Not so fast.  First, we didn’t have all the paintings.  One person hadn’t responded and we weren’t sure how long to wait.  Not a biggie.  We’d just start with what we did have.

BUT, at 11:30 another group (Brooklyn Watercolor Society) arrived saying they were exhibiting in the same space at the same time (the month of September) and were to have their reception at the same time on the same day (Sept. 6, 6-8pm).

OMG, what do we do now?  The mistake was not ours or theirs;  obviously the host location had goofed.  It was a holiday weekend so we couldn’t reach anyone, and even if we could …. Both groups had promoted their exhibit and neither wanted to back off.

Much discussion later, we both compromised and split up the space in a way we both thought was fair.  And having a double reception was probably a benefit to both groups. More people would come.  Their work was on a par with ours;  nobody needed to be embarrassed.  Win-Win.  Whew.

So then we got down to the task of actually hanging the work and started to divvy up the hanging hooks. BUT, there were only 48 hooks.  The other group had 22 artists with 2 paintings each.  Nowhere near enough hooks for both groups.

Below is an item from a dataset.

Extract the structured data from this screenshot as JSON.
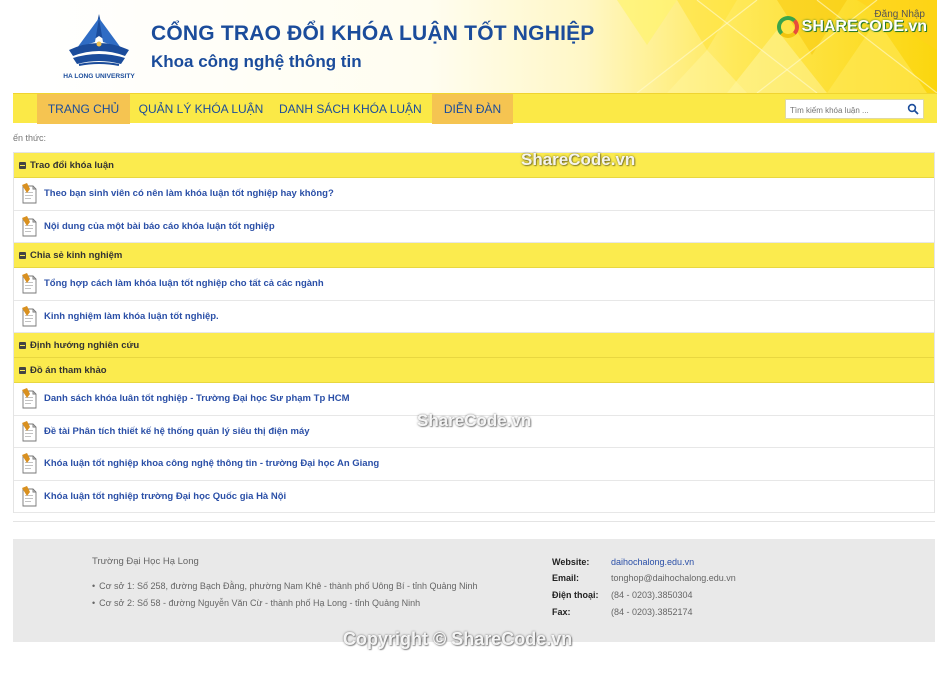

OMG, what do we do now?  How could the place not have more hooks?  There hadn’t been a shortage the last time we exhibited there (2 years ago) but, of course, we were only one group then.

Again, much discussion later, we both compromised and split the number of hooks. That left each group to decide how to cut paintings from their exhibit.  Nobody was happy, but it was fair. We decided to go back to three paintings per artist and left the decision of which to eliminate up to the individual artist.  The other group went to a local hardware store and found something that could be used as a hook — laborious, but it would work. Whew.

So both groups finally got down to work and did the hanging.  A couple of times someone wanted to question the decisions made, but cooler heads prevailed. In the middle of it all we managed to decide who in each group would be responsible for bringing what to the reception.  Somehow, our group ended up with more hooks than we needed, so we gave them a few extra.  They needed more medium length rods and we needed more short rods — we swapped. We ended up not needing as much space as they did so we gave them the whole wall we had intended to split. Win-Win. Whew.

We were finished by 3:30; not so bad given the stops and starts.  They were still working when we left, courtesy of the more difficult hooks and the larger number of paintings.

What made the whole thing work was that a highly motivated bunch of artists understood that there was no perfect solution and that compromise was needed.  It helped that there was one cross group friendship and a lot of common interest. And the fact that we liked their work and they liked ours didn’t hurt.

Win-Win.  Whew.  It’s a good exhibit and will be a great reception.